Senegalia galpinii, the well-known monkey thorn or apiesdoring in Afrikaans and botanically previously known as Acacia galpinii, is a big deciduous tree that grows fast, reaching heights of around 30 m (SA Tree List No. 166).
In a good flowering year the tree may be covered in maroon to purple buds that open into a flourish of cream catkin flowers as on the tree in picture. This makes it a favourite for big gardens and parks in the summer rainfall areas of South Africa where frost is not a serious issue.

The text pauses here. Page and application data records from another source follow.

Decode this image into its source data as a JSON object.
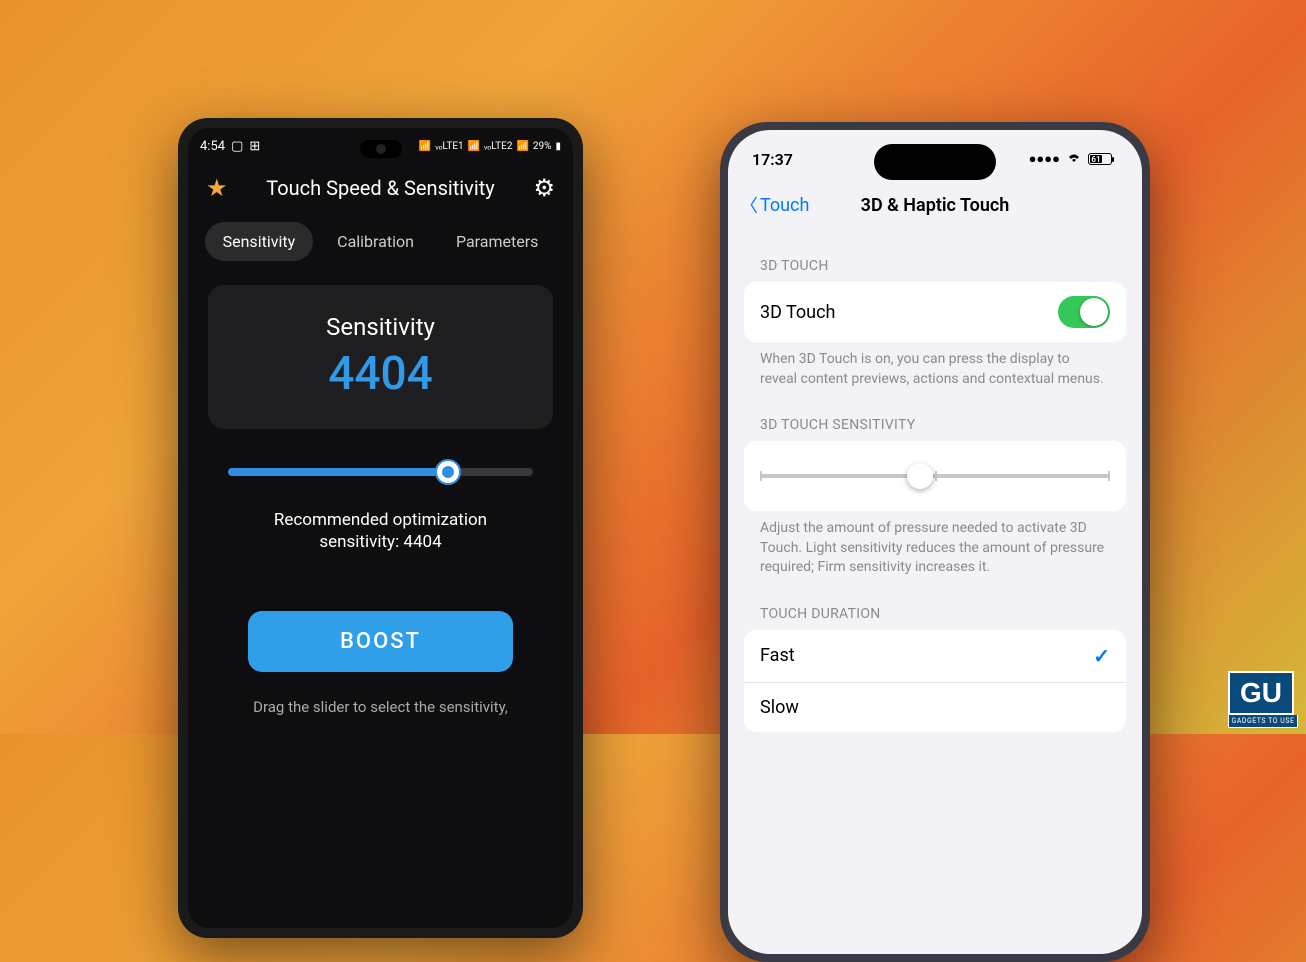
{
  "android": {
    "status": {
      "time": "4:54",
      "battery": "29%"
    },
    "appTitle": "Touch Speed & Sensitivity",
    "tabs": [
      "Sensitivity",
      "Calibration",
      "Parameters"
    ],
    "activeTab": 0,
    "sensitivityLabel": "Sensitivity",
    "sensitivityValue": "4404",
    "recommendLine1": "Recommended optimization",
    "recommendLine2": "sensitivity: 4404",
    "boostLabel": "BOOST",
    "dragHint": "Drag the slider to select the sensitivity,"
  },
  "iphone": {
    "status": {
      "time": "17:37",
      "batteryPct": "61"
    },
    "backLabel": "Touch",
    "navTitle": "3D & Haptic Touch",
    "section1Header": "3D TOUCH",
    "toggleLabel": "3D Touch",
    "toggleDesc": "When 3D Touch is on, you can press the display to reveal content previews, actions and contextual menus.",
    "section2Header": "3D TOUCH SENSITIVITY",
    "sliderDesc": "Adjust the amount of pressure needed to activate 3D Touch. Light sensitivity reduces the amount of pressure required; Firm sensitivity increases it.",
    "section3Header": "TOUCH DURATION",
    "durationOptions": [
      "Fast",
      "Slow"
    ],
    "selectedDuration": "Fast"
  },
  "watermark": {
    "logo": "GU",
    "tagline": "GADGETS TO USE"
  }
}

The bark is papery and flake in patches on medium size trunks and branches. Older boles have coarse surfaces and uneven fluting. Stem thickness growth may be faster in some vertical areas on the trunk where paler, yellowish colouring appears among darker, static sections. Young branches have smooth green bark. The wood is hard, but apparently not easy to work.
There are impressive stands of this tree in Mpumalanga and Limpopo in riparian bushveld; one near the De Hoop Dam. The trees tower over the surrounding bush, presenting a memorable sight when in blooming in springtime. During other years, like 2010 in Steelpoort, Mpumalanga, the favourable patterns of moisture and temperature in the early season may be lacking, resulting in hardly any flowers being seen.

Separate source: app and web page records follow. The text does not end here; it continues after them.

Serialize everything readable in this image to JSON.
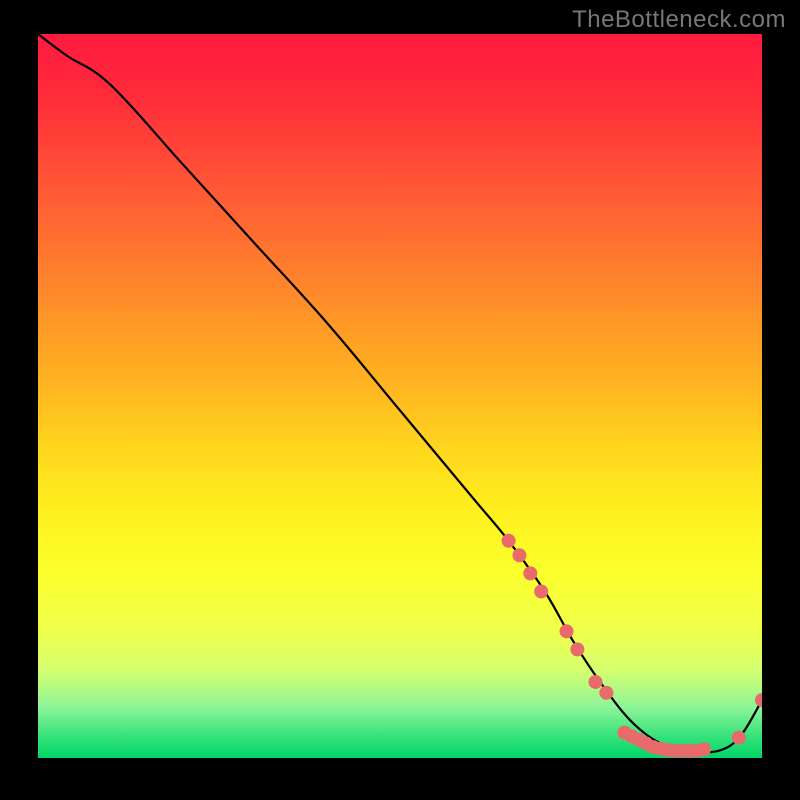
{
  "watermark": "TheBottleneck.com",
  "chart_data": {
    "type": "line",
    "title": "",
    "xlabel": "",
    "ylabel": "",
    "xlim": [
      0,
      100
    ],
    "ylim": [
      0,
      100
    ],
    "grid": false,
    "legend": "none",
    "series": [
      {
        "name": "bottleneck-curve",
        "x": [
          0,
          4,
          10,
          20,
          30,
          40,
          50,
          60,
          65,
          70,
          74,
          78,
          82,
          86,
          90,
          94,
          97,
          100
        ],
        "y": [
          100,
          97,
          93,
          82,
          71,
          60,
          48,
          36,
          30,
          23,
          16,
          10,
          5,
          2,
          1,
          1,
          3,
          8
        ]
      }
    ],
    "markers": [
      {
        "x": 65.0,
        "y": 30.0
      },
      {
        "x": 66.5,
        "y": 28.0
      },
      {
        "x": 68.0,
        "y": 25.5
      },
      {
        "x": 69.5,
        "y": 23.0
      },
      {
        "x": 73.0,
        "y": 17.5
      },
      {
        "x": 74.5,
        "y": 15.0
      },
      {
        "x": 77.0,
        "y": 10.5
      },
      {
        "x": 78.5,
        "y": 9.0
      },
      {
        "x": 81.0,
        "y": 3.5
      },
      {
        "x": 82.0,
        "y": 3.0
      },
      {
        "x": 83.0,
        "y": 2.5
      },
      {
        "x": 84.0,
        "y": 2.0
      },
      {
        "x": 85.0,
        "y": 1.5
      },
      {
        "x": 86.0,
        "y": 1.3
      },
      {
        "x": 87.0,
        "y": 1.1
      },
      {
        "x": 88.0,
        "y": 1.0
      },
      {
        "x": 89.0,
        "y": 1.0
      },
      {
        "x": 90.0,
        "y": 1.0
      },
      {
        "x": 91.0,
        "y": 1.0
      },
      {
        "x": 92.0,
        "y": 1.2
      },
      {
        "x": 96.8,
        "y": 2.8
      },
      {
        "x": 100.0,
        "y": 8.0
      }
    ],
    "marker_color": "#e86a6a",
    "line_color": "#000000"
  }
}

The species distribution in South Africa is only north of the Vaal River; widespread there but more so in southern, tropical Africa as far as Tanzania.
The habitat of the monkey thorn is bushveld and riverbanks. The species is not considered to be threatened in its habitat early in the twenty first century (Coates Palgrave, 2002; Schmidt, et al, 2002; Van Wyk and Van Wyk, 1997; iNaturalist; www.plantzafrica.com; http://redlist.sanbi.org).